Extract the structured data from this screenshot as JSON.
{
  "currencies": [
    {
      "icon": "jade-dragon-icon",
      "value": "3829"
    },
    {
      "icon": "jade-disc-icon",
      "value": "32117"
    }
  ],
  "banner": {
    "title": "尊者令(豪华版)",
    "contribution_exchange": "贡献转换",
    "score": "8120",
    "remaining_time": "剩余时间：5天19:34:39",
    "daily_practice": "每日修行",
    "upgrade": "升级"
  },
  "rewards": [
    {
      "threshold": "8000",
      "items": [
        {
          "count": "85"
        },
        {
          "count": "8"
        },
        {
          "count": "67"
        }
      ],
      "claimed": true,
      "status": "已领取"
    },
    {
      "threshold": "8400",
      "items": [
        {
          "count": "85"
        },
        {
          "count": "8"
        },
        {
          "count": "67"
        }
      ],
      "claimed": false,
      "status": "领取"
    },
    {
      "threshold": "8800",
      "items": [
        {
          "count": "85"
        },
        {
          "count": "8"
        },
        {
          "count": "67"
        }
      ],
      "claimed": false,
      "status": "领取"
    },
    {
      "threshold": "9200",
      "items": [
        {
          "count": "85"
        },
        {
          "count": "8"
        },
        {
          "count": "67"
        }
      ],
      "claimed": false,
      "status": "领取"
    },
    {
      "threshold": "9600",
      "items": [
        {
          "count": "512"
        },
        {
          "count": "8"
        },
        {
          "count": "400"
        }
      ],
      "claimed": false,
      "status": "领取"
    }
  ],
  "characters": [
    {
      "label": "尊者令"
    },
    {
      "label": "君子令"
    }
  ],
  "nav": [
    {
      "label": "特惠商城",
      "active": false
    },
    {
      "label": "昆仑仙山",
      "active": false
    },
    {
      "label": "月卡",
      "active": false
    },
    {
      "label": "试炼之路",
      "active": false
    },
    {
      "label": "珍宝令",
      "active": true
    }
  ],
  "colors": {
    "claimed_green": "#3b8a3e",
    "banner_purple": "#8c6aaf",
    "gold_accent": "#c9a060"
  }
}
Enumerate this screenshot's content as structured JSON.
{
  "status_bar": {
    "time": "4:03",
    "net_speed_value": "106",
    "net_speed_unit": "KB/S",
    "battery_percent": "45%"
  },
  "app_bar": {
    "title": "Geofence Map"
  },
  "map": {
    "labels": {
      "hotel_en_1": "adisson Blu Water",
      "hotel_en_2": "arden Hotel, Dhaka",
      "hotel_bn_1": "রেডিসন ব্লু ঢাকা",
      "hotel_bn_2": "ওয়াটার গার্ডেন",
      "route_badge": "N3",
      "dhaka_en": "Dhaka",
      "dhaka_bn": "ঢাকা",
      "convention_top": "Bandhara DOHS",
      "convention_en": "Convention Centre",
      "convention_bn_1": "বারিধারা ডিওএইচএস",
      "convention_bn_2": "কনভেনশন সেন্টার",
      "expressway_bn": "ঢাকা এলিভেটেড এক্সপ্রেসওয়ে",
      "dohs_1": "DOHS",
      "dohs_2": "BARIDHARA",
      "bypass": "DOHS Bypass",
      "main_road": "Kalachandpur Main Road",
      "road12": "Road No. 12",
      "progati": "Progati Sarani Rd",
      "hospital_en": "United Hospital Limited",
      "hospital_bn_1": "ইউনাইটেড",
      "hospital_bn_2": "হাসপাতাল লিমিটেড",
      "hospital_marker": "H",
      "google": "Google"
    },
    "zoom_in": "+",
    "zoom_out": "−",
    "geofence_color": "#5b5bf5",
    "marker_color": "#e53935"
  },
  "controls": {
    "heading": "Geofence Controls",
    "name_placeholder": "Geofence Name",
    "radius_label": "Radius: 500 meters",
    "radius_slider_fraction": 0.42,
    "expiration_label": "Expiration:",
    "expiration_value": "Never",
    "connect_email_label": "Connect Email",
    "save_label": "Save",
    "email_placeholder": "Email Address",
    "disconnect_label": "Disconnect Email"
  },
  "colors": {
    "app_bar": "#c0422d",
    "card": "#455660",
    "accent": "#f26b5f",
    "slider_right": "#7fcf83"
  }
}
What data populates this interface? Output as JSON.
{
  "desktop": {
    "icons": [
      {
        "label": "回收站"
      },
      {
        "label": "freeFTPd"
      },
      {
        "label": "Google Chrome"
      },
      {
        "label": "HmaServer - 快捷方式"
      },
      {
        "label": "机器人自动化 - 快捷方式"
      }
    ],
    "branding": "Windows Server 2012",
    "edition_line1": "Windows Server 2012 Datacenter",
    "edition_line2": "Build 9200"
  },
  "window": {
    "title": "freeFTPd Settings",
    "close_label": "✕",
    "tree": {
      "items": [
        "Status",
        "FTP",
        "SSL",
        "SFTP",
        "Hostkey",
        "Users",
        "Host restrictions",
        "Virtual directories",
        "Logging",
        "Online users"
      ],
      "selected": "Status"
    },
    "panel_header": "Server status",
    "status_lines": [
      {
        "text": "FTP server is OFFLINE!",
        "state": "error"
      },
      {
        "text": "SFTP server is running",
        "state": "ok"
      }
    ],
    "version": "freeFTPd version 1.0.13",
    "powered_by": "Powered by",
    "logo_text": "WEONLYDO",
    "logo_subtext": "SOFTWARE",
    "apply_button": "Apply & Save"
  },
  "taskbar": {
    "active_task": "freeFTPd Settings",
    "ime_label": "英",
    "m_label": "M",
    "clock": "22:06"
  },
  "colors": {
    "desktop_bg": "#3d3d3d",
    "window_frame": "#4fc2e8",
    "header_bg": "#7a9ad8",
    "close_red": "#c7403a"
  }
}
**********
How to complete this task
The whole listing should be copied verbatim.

Answer space
Extract the structured data from this screenshot as JSON.
{
  "currencies": [
    {
      "icon": "jade-dragon-icon",
      "value": "3829"
    },
    {
      "icon": "jade-disc-icon",
      "value": "32117"
    }
  ],
  "banner": {
    "title": "尊者令(豪华版)",
    "contribution_exchange": "贡献转换",
    "score": "8120",
    "remaining_time": "剩余时间：5天19:34:39",
    "daily_practice": "每日修行",
    "upgrade": "升级"
  },
  "rewards": [
    {
      "threshold": "8000",
      "items": [
        {
          "count": "85"
        },
        {
          "count": "8"
        },
        {
          "count": "67"
        }
      ],
      "claimed": true,
      "status": "已领取"
    },
    {
      "threshold": "8400",
      "items": [
        {
          "count": "85"
        },
        {
          "count": "8"
        },
        {
          "count": "67"
        }
      ],
      "claimed": false,
      "status": "领取"
    },
    {
      "threshold": "8800",
      "items": [
        {
          "count": "85"
        },
        {
          "count": "8"
        },
        {
          "count": "67"
        }
      ],
      "claimed": false,
      "status": "领取"
    },
    {
      "threshold": "9200",
      "items": [
        {
          "count": "85"
        },
        {
          "count": "8"
        },
        {
          "count": "67"
        }
      ],
      "claimed": false,
      "status": "领取"
    },
    {
      "threshold": "9600",
      "items": [
        {
          "count": "512"
        },
        {
          "count": "8"
        },
        {
          "count": "400"
        }
      ],
      "claimed": false,
      "status": "领取"
    }
  ],
  "characters": [
    {
      "label": "尊者令"
    },
    {
      "label": "君子令"
    }
  ],
  "nav": [
    {
      "label": "特惠商城",
      "active": false
    },
    {
      "label": "昆仑仙山",
      "active": false
    },
    {
      "label": "月卡",
      "active": false
    },
    {
      "label": "试炼之路",
      "active": false
    },
    {
      "label": "珍宝令",
      "active": true
    }
  ],
  "colors": {
    "claimed_green": "#3b8a3e",
    "banner_purple": "#8c6aaf",
    "gold_accent": "#c9a060"
  }
}
Enumerate this screenshot's content as structured JSON.
{
  "status_bar": {
    "time": "4:03",
    "net_speed_value": "106",
    "net_speed_unit": "KB/S",
    "battery_percent": "45%"
  },
  "app_bar": {
    "title": "Geofence Map"
  },
  "map": {
    "labels": {
      "hotel_en_1": "adisson Blu Water",
      "hotel_en_2": "arden Hotel, Dhaka",
      "hotel_bn_1": "রেডিসন ব্লু ঢাকা",
      "hotel_bn_2": "ওয়াটার গার্ডেন",
      "route_badge": "N3",
      "dhaka_en": "Dhaka",
      "dhaka_bn": "ঢাকা",
      "convention_top": "Bandhara DOHS",
      "convention_en": "Convention Centre",
      "convention_bn_1": "বারিধারা ডিওএইচএস",
      "convention_bn_2": "কনভেনশন সেন্টার",
      "expressway_bn": "ঢাকা এলিভেটেড এক্সপ্রেসওয়ে",
      "dohs_1": "DOHS",
      "dohs_2": "BARIDHARA",
      "bypass": "DOHS Bypass",
      "main_road": "Kalachandpur Main Road",
      "road12": "Road No. 12",
      "progati": "Progati Sarani Rd",
      "hospital_en": "United Hospital Limited",
      "hospital_bn_1": "ইউনাইটেড",
      "hospital_bn_2": "হাসপাতাল লিমিটেড",
      "hospital_marker": "H",
      "google": "Google"
    },
    "zoom_in": "+",
    "zoom_out": "−",
    "geofence_color": "#5b5bf5",
    "marker_color": "#e53935"
  },
  "controls": {
    "heading": "Geofence Controls",
    "name_placeholder": "Geofence Name",
    "radius_label": "Radius: 500 meters",
    "radius_slider_fraction": 0.42,
    "expiration_label": "Expiration:",
    "expiration_value": "Never",
    "connect_email_label": "Connect Email",
    "save_label": "Save",
    "email_placeholder": "Email Address",
    "disconnect_label": "Disconnect Email"
  },
  "colors": {
    "app_bar": "#c0422d",
    "card": "#455660",
    "accent": "#f26b5f",
    "slider_right": "#7fcf83"
  }
}
What data populates this interface? Output as JSON.
{
  "desktop": {
    "icons": [
      {
        "label": "回收站"
      },
      {
        "label": "freeFTPd"
      },
      {
        "label": "Google Chrome"
      },
      {
        "label": "HmaServer - 快捷方式"
      },
      {
        "label": "机器人自动化 - 快捷方式"
      }
    ],
    "branding": "Windows Server 2012",
    "edition_line1": "Windows Server 2012 Datacenter",
    "edition_line2": "Build 9200"
  },
  "window": {
    "title": "freeFTPd Settings",
    "close_label": "✕",
    "tree": {
      "items": [
        "Status",
        "FTP",
        "SSL",
        "SFTP",
        "Hostkey",
        "Users",
        "Host restrictions",
        "Virtual directories",
        "Logging",
        "Online users"
      ],
      "selected": "Status"
    },
    "panel_header": "Server status",
    "status_lines": [
      {
        "text": "FTP server is OFFLINE!",
        "state": "error"
      },
      {
        "text": "SFTP server is running",
        "state": "ok"
      }
    ],
    "version": "freeFTPd version 1.0.13",
    "powered_by": "Powered by",
    "logo_text": "WEONLYDO",
    "logo_subtext": "SOFTWARE",
    "apply_button": "Apply & Save"
  },
  "taskbar": {
    "active_task": "freeFTPd Settings",
    "ime_label": "英",
    "m_label": "M",
    "clock": "22:06"
  },
  "colors": {
    "desktop_bg": "#3d3d3d",
    "window_frame": "#4fc2e8",
    "header_bg": "#7a9ad8",
    "close_red": "#c7403a"
  }
}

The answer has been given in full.